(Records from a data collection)
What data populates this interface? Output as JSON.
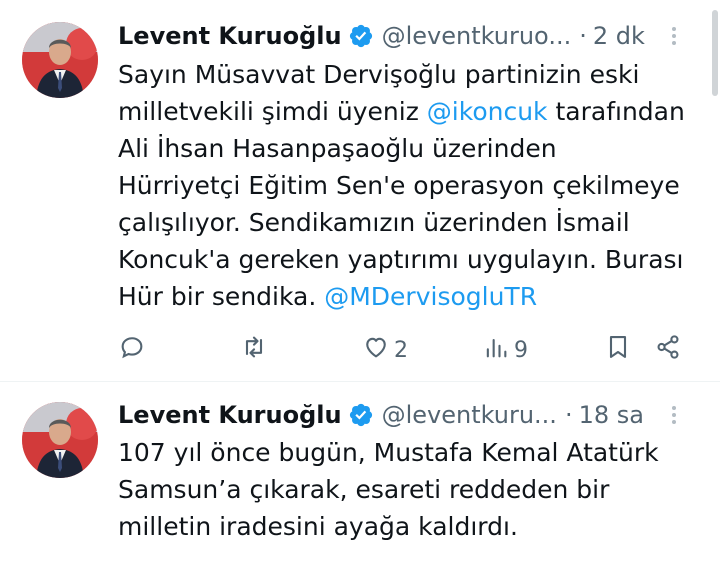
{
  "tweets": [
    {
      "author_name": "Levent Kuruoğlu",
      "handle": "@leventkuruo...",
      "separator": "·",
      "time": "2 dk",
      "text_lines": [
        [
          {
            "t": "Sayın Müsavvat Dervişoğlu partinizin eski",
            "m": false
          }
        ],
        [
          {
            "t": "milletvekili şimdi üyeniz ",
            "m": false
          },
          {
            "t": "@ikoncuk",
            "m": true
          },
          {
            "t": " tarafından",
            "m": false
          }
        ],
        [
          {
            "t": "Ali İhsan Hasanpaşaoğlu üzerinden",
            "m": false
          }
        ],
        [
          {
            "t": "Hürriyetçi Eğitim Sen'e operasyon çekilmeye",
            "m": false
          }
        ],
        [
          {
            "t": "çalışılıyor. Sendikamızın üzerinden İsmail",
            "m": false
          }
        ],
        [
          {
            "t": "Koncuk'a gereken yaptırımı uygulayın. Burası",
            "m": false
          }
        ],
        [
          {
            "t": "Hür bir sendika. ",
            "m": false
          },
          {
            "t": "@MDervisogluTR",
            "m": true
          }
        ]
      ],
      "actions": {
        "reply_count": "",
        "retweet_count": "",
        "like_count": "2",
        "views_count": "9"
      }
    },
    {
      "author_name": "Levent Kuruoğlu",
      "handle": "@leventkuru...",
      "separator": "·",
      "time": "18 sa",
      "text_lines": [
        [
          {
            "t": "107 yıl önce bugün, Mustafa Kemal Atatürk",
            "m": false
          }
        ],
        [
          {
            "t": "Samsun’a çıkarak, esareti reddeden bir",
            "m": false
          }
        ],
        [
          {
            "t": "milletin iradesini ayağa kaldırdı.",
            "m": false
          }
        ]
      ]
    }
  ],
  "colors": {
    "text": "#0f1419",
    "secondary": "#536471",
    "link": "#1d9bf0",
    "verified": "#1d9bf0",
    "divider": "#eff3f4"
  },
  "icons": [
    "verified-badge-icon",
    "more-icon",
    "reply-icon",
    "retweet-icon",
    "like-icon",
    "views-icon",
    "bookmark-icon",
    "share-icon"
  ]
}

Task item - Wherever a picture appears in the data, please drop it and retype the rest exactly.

Response box -
What data populates this interface? Output as JSON.
{
  "tweets": [
    {
      "author_name": "Levent Kuruoğlu",
      "handle": "@leventkuruo...",
      "separator": "·",
      "time": "2 dk",
      "text_lines": [
        [
          {
            "t": "Sayın Müsavvat Dervişoğlu partinizin eski",
            "m": false
          }
        ],
        [
          {
            "t": "milletvekili şimdi üyeniz ",
            "m": false
          },
          {
            "t": "@ikoncuk",
            "m": true
          },
          {
            "t": " tarafından",
            "m": false
          }
        ],
        [
          {
            "t": "Ali İhsan Hasanpaşaoğlu üzerinden",
            "m": false
          }
        ],
        [
          {
            "t": "Hürriyetçi Eğitim Sen'e operasyon çekilmeye",
            "m": false
          }
        ],
        [
          {
            "t": "çalışılıyor. Sendikamızın üzerinden İsmail",
            "m": false
          }
        ],
        [
          {
            "t": "Koncuk'a gereken yaptırımı uygulayın. Burası",
            "m": false
          }
        ],
        [
          {
            "t": "Hür bir sendika. ",
            "m": false
          },
          {
            "t": "@MDervisogluTR",
            "m": true
          }
        ]
      ],
      "actions": {
        "reply_count": "",
        "retweet_count": "",
        "like_count": "2",
        "views_count": "9"
      }
    },
    {
      "author_name": "Levent Kuruoğlu",
      "handle": "@leventkuru...",
      "separator": "·",
      "time": "18 sa",
      "text_lines": [
        [
          {
            "t": "107 yıl önce bugün, Mustafa Kemal Atatürk",
            "m": false
          }
        ],
        [
          {
            "t": "Samsun’a çıkarak, esareti reddeden bir",
            "m": false
          }
        ],
        [
          {
            "t": "milletin iradesini ayağa kaldırdı.",
            "m": false
          }
        ]
      ]
    }
  ],
  "colors": {
    "text": "#0f1419",
    "secondary": "#536471",
    "link": "#1d9bf0",
    "verified": "#1d9bf0",
    "divider": "#eff3f4"
  },
  "icons": [
    "verified-badge-icon",
    "more-icon",
    "reply-icon",
    "retweet-icon",
    "like-icon",
    "views-icon",
    "bookmark-icon",
    "share-icon"
  ]
}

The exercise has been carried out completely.